How does the Hippocampus interface with Cortex? March 9, 2007Posted by Johan in Connectionism, Neural Networks, Neuroscience, Sleep.
Hahn, Sakmann & Meta report some intriguing results, for now only available in a press release, as PNAS apparently offers no ahead of print feature. A related paper by the same group (Hahn, Sakmann & Mehta, 2006) is available, however, which is where I got the micrograph of a cell in hippocampal area CA1 that you see above.
Hahn et al anesthetised rats to simulate deep sleep, while recording the activity of cells in the hippocampus and cortex simultaneously. They found that excitatory activity in the cortex produced an echo in hippocampal cells. The pattern of activity in the hippocampus was not uniform: cells in the dentate gyrus showed a strong response, CA3 region cells showed a weaker response, and CA1 region cells were seemingly inhibited by the cortical activity.
One reason why this is interesting is that a popular theory of memory consolidation makes the opposite prediction, that is, the hippocampus should largely drive cortical activation. In the connectionist model of McClelland, McNaughton and O’Reilly (1995), the hippocampus is positioned as the “trainer” of long-term memory structures in the cortex.
The “trainer” role for the hippocampus arose from the observation that while a single connectionist network can easily accommodate large amounts of information, incrementally adding new items causes catastrophic interference. Simply put, this occurs because when new memories are formed by changing the connection weights in the network, the older memory traces are disrupted, since they relied on the previous weightings. By positing a second network that uses more easily changeable connection weights to allow for rapid learning, interleaved learning is made possible.
In this view, then, the hippocampus acquires new information rapidly, after which it trains the larger and slower cortical network on the new information. The hippocampus interleaves this new information with re-activation of older memories, which allows the old and new memories to co-exist in the cortical network, without catastrophic interference. McClelland et al suggested that this consolidation process occurs during slow-wave sleep.
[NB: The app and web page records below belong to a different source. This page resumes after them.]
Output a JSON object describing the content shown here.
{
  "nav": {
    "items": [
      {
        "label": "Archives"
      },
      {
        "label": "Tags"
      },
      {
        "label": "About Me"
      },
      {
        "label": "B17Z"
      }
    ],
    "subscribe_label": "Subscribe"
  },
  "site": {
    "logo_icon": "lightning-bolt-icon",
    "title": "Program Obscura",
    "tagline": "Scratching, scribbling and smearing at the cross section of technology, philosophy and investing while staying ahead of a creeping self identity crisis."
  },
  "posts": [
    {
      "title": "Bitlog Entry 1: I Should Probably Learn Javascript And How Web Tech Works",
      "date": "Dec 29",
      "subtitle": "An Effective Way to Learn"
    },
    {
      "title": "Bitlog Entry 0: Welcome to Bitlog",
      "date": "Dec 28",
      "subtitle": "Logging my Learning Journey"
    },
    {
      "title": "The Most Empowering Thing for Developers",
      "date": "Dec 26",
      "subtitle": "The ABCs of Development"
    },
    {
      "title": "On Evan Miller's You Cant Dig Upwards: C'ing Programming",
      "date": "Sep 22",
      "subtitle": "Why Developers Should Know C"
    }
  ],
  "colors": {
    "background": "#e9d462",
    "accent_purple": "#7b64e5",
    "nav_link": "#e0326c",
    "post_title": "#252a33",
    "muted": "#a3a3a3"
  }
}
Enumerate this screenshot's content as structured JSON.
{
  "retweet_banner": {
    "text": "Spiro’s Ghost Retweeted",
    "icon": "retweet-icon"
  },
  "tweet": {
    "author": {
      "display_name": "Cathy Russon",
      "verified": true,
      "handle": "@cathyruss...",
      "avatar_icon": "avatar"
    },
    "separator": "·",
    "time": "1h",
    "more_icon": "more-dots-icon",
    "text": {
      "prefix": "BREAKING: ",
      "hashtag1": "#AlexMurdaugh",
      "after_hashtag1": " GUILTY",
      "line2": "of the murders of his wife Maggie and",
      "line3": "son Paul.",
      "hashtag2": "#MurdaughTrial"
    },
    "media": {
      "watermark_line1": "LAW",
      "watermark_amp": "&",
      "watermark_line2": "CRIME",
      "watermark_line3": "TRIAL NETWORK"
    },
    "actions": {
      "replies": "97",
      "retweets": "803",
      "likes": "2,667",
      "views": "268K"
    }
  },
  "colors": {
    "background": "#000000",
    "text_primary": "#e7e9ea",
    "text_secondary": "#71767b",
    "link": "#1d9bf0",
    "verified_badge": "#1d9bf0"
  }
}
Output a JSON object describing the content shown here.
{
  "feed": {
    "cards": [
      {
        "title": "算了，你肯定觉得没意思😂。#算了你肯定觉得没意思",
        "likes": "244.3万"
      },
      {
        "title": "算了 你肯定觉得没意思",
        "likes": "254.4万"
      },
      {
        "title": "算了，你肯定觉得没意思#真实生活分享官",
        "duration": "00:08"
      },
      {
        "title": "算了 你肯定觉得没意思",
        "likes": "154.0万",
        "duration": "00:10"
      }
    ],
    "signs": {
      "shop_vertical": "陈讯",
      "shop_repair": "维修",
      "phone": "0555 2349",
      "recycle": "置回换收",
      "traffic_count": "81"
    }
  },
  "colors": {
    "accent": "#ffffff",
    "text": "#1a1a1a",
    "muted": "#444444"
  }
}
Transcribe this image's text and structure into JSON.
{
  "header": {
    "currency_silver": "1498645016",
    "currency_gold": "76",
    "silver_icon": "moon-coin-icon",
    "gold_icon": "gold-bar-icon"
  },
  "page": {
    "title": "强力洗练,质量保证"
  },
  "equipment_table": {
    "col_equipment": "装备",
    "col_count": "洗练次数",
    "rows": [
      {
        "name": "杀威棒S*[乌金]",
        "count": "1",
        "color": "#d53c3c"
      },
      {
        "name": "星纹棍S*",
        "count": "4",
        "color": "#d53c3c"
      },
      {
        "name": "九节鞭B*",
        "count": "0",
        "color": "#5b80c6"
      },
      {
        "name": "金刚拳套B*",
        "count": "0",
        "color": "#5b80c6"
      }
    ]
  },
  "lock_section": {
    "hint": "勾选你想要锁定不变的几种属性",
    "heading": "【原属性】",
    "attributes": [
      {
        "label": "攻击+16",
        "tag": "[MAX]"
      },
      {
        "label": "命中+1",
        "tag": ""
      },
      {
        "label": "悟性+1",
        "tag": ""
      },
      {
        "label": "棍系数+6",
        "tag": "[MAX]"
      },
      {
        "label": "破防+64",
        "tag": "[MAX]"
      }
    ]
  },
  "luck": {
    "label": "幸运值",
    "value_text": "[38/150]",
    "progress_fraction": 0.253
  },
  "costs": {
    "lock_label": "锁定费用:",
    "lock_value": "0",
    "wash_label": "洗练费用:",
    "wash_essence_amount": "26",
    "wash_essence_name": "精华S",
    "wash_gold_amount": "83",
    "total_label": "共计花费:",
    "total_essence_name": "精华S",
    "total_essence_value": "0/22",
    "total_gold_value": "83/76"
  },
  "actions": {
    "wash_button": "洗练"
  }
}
To tie this in with Hahn et al’s results, the cortex-driven hippocampal activation could be viewed speculatively as the re-activation of memory traces described in the McClelland et al model. But it’s hard to see how the hippocampus then “trains” the cortical network on new informaton, when no activity seems to go in this direction. This leaves us with the possibility that this hippocampus-driven training of the cortical network occurs at a different point in the circadian cycle, or with the more bleak possibility that there is something fundamentally wrong with the functional division that McClelland et al proposed.
In any case, the method used by Hahn et al is quite fascinating. Up until now, very little has been known about how the hippocampus interacts with the cortex to play its (disputed!) role in memory formation and consolidation. The paper in PNAS is definitely one to look out for.
The Mehta Lab’s publications at Brown
Hahn, T.G., Sakmann, B., & Mehta, M.R. (2006). Phase-locking of hippocampal interneurons’ membrane potential to neocortical up-down states. Nature Neuroscience, 9, 1359-1361.
McClelland, J.L., McNaughton, B.L., & O’Reilly, R.C. (1995). Why There are Complementary Learning Systems in the Hippocampus and Neocortex: Insights from the Successes and Failures of Connectionist Models of Learning and Memory. Psychological Review, 102, 419-457.